Garlic is not a subtle ingredient. It’s potent. It radiates through your kitchen. It makes an entrance, to say the least. But everything that makes it pungent also makes it flavorful.
As part of the allium family that also gives us onions, it’s no surprise that garlic comes with a punch. And just like onions, which also start out bitter and then turn sweet, the intense bite in garlic softens once it’s heated and cooked. However, not before infusing your dish with tasty intense flavor.
So, how about that smell you get when you chop into garlic? That’s the enzyme called alliinase at work with an amino acid called allin.
Once you chop, mince, or crush a garlic clove, those compounds become friends, intermingle, and create something called allicin. That’s what hits your nose (or your palette if you were to bite into it raw). It’s also what gives garlic most of its street cred with health gurus.
Health benefits of garlic
Allicin isn’t activated until garlic is crushed or cut open. Meanwhile, heat can halt that activation. So when you cook with garlic, don’t be afraid to crush it and let it sit a little while before tossing it into your pot or skillet. This will help enhance both the flavor and health benefits.
Before people used garlic to flavor their food, they used it medicinally. Some studies have connected garlic to stronger immune systems and to shorten the common cold. Garlic supplements have proven effective in lowering high blood pressure and cholesterol levels.
Fresh garlic also seems to have antibacterial properties, and in some studies, it was more effective than commonly prescribed antibiotics.
According to the USDA National Nutrient Database, 1 clove (3 grams) of garlic contains:
- 4 kcal (calories)
- 0.19 grams protein
- 0.99 grams carbohydrates
- 0.01 grams fat
- 0.1 grams fiber
- 12 milligrams potassium
- 5 milligrams phosphorous
- 5 milligrams calcium
- 1 milligram magnesium
- 0.9 milligrams of vitamin C
Types of garlic
Conventional garlic: There are several types of what’s considered conventional garlic, and they fall into two into categories; hardneck and softneck. Soft neck varieties include creole, asiatic, turban, artichoke (what’s typically sold in grocery stores), and silverskin. Hardneck garlic varieties include porcelain, purple stripe, and rocambole.
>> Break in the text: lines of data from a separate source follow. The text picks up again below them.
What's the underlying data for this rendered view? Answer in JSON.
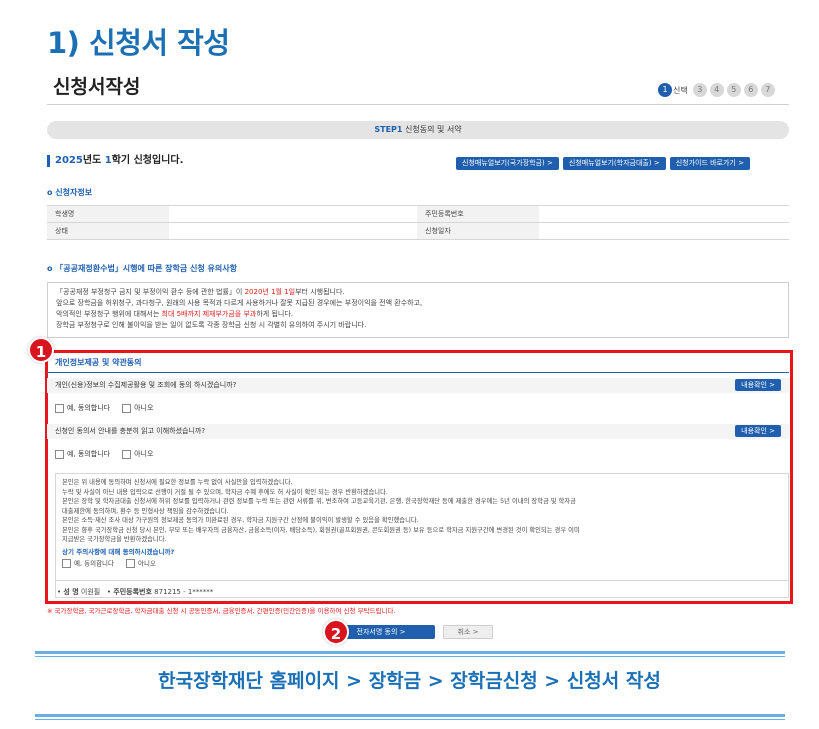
{
  "heading": "1) 신청서 작성",
  "page_title": "신청서작성",
  "steps": {
    "active": "1",
    "active_label": "신택",
    "others": [
      "3",
      "4",
      "5",
      "6",
      "7"
    ]
  },
  "step_bar": {
    "prefix": "STEP1",
    "text": "신청동의 및 서약"
  },
  "year_line": {
    "year": "2025",
    "mid": "년도 ",
    "term": "1",
    "suffix": "학기 신청입니다."
  },
  "top_buttons": [
    "신청매뉴얼보기(국가장학금) >",
    "신청매뉴얼보기(학자금대출) >",
    "신청가이드 바로가기 >"
  ],
  "applicant": {
    "title": "신청자정보",
    "rows": [
      {
        "label1": "학생명",
        "value1": "",
        "label2": "주민등록번호",
        "value2": ""
      },
      {
        "label1": "상태",
        "value1": "",
        "label2": "신청일자",
        "value2": ""
      }
    ]
  },
  "notice": {
    "title": "「공공재정환수법」시행에 따른 장학금 신청 유의사항",
    "line1_a": "「공공재정 부정청구 금지 및 부정이익 환수 등에 관한 법률」이 ",
    "line1_b": "2020년 1월 1일",
    "line1_c": "부터 시행됩니다.",
    "line2": "앞으로 장학금을 허위청구, 과다청구, 원래의 사용 목적과 다르게 사용하거나 잘못 지급된 경우에는 부정이익을 전액 환수하고,",
    "line3_a": "악의적인 부정청구 행위에 대해서는 ",
    "line3_b": "최대 5배까지 제재부가금을 부과",
    "line3_c": "하게 됩니다.",
    "line4": "장학금 부정청구로 인해 불이익을 받는 일이 없도록 각종 장학금 신청 시 각별히 유의하여 주시기 바랍니다."
  },
  "agreement": {
    "title": "개인정보제공 및 약관동의",
    "q1": "개인(신용)정보의 수집제공활용 및 조회에 동의 하시겠습니까?",
    "q2": "신청인 동의서 안내를 충분히 읽고 이해하셨습니까?",
    "confirm": "내용확인 >",
    "yes": "예, 동의합니다",
    "no": "아니오",
    "yes_short": "예, 동의합니다",
    "statement": [
      "본인은 위 내용에 동의하며 신청서에 필요한 정보를 누락 없이 사실만을 입력하겠습니다.",
      "누락 및 사실이 아닌 내용 입력으로 선행이 거절 될 수 있으며, 학자금 수혜 후에도 허 사실이 확인 되는 경우 반환하겠습니다.",
      "본인은 장학 및 학자금대출 신청서에 허위 정보를 입력하거나 관련 정보를 누락 또는 관련 서류를 위, 변조하여 고등교육기관, 은행, 한국장학재단 등에 제출한 경우에는 5년 이내의 장학금 및 학자금",
      "대출제한에 동의하며, 환수 등 민형사상 책임을 감수하겠습니다.",
      "본인은 소득·재산 조사 대상 가구원의 정보제공 동의가 미완료된 경우, 학자금 지원구간 산정에 불이익이 발생할 수 있음을 확인했습니다.",
      "본인은 향후 국가장학금 신청 당시 본인, 부모 또는 배우자의 금융자산, 금융소득(이자, 배당소득), 회원권(골프회원권, 콘도회원권 등) 보유 등으로 학자금 지원구간에 변경된 것이 확인되는 경우 이미",
      "지급받은 국가장학금을 반환하겠습니다."
    ],
    "statement_q": "상기 주의사항에 대해 동의하시겠습니까?",
    "sign_name_label": "성 명",
    "sign_name": "이원필",
    "sign_id_label": "주민등록번호",
    "sign_id": "871215 - 1******"
  },
  "footnote": "※ 국가장학금, 국가근로장학금, 학자금대출 신청 시 공동인증서, 금융인증서, 간편인증(민간인증)을 이용하여 신청 부탁드립니다.",
  "submit_label": "전자서명 동의  >",
  "cancel_label": "취소  >",
  "badges": [
    "1",
    "2"
  ],
  "banner": "한국장학재단 홈페이지 > 장학금 > 장학금신청 > 신청서 작성"
}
Elephant garlic: This isn’t actually true garlic, though it belongs to the same family as a garden leek variety. The large bulbs are connected to a long flowering stalk with leaves that look similar to those on leeks. The bulbs can be separated and used in cooking. Its flavor is much less pungent than actual garlic.
Black garlic: Black garlic is newer and trendier but also harder to find. It’s a dark purplish-gray color, with a slightly tangy note, and is sweeter than regular garlic. To get the most flavor, don’t mince it; leave whole or roughly chop.
Peeling garlic in bulk
There are two popular techniques for peeling garlic, however, I find that both don’t completely remove all of the skin, but they come close!
1. Shake in a jar
Place whole garlic bulbs in a large glass mason jar (about a 32-ounce size). Tightly cover and shake for 1 to 2 minutes until the cloves come apart and most of the peels are loosened. Discard the papery covering then use your fingers to remove the remaining skin from any unpeeled cloves.
2. Shake in two bowls
Place whole garlic bulbs in two medium or large-sized bowls, flipped on top of each other to create a dome shape. It helps to have a lip on the bowls! Shake for 1 to 2 minutes until the garlic gloves come part and the peels begin to fall off. Throw away the skins, and shake another 1 to 2 minutes to remove more. Peel any remaining cloves with your hands.
Cook’s Tip: The papery skin can stick to the cloves after shaking, so just run the garlic under water to remove. Follow the how-to mince garlic instructions once the garlic is peeled. If you’re just prepping a few cloves, use the peeling technique below.
Every once in a while you might stumble across a sprouted garlic clove that has a green shoot popping out from it, or hidden inside. Although safe to eat, it’s best to remove the sprout to prevent adding bitter notes to a dish.
How to select and store garlic
Look for bulbs that are firm and that don’t have signs of decay. To prolong shelf life, keep the head of the garlic bulb intact even as you pop off individual cloves. Pre-peeling garlic will shorten the shelf life.
Store garlic in dry areas at room temperature and away from light. Signs that your garlic is going bad may include turning yellow and green sprouts in the middle of the cloves.
How to cook with garlic
Use garlic as a flavor base when sauteing meat or vegetables for various recipes, for example in this lemon pepper shrimp pasta. There are some key tips for cooking with minced garlic you won’t want to miss, like when to cut and add the garlic to the pan.
You can also roast garlic whole, which will soften the cloves and bring out a sweet flavor. Then you can mash them up with butter and make garlic bread, or use garlic to flavor sauces. I also add roasted garlic to these mashed potatoes, and it’s always a hit.
Removing garlic smell from hands
Everything that makes garlic potent and yummy to cook with can also leave your hands with a pungent garlic smell days after you touch it. While it’s great for the kitchen, it’s not so great when it lingers on your hands into a Monday morning meeting.
You can clean your hands with baking soda to get rid of the garlic smell or try washing them with vinegar. If you’re desperate, try tomato juice, but one of the former should do the trick.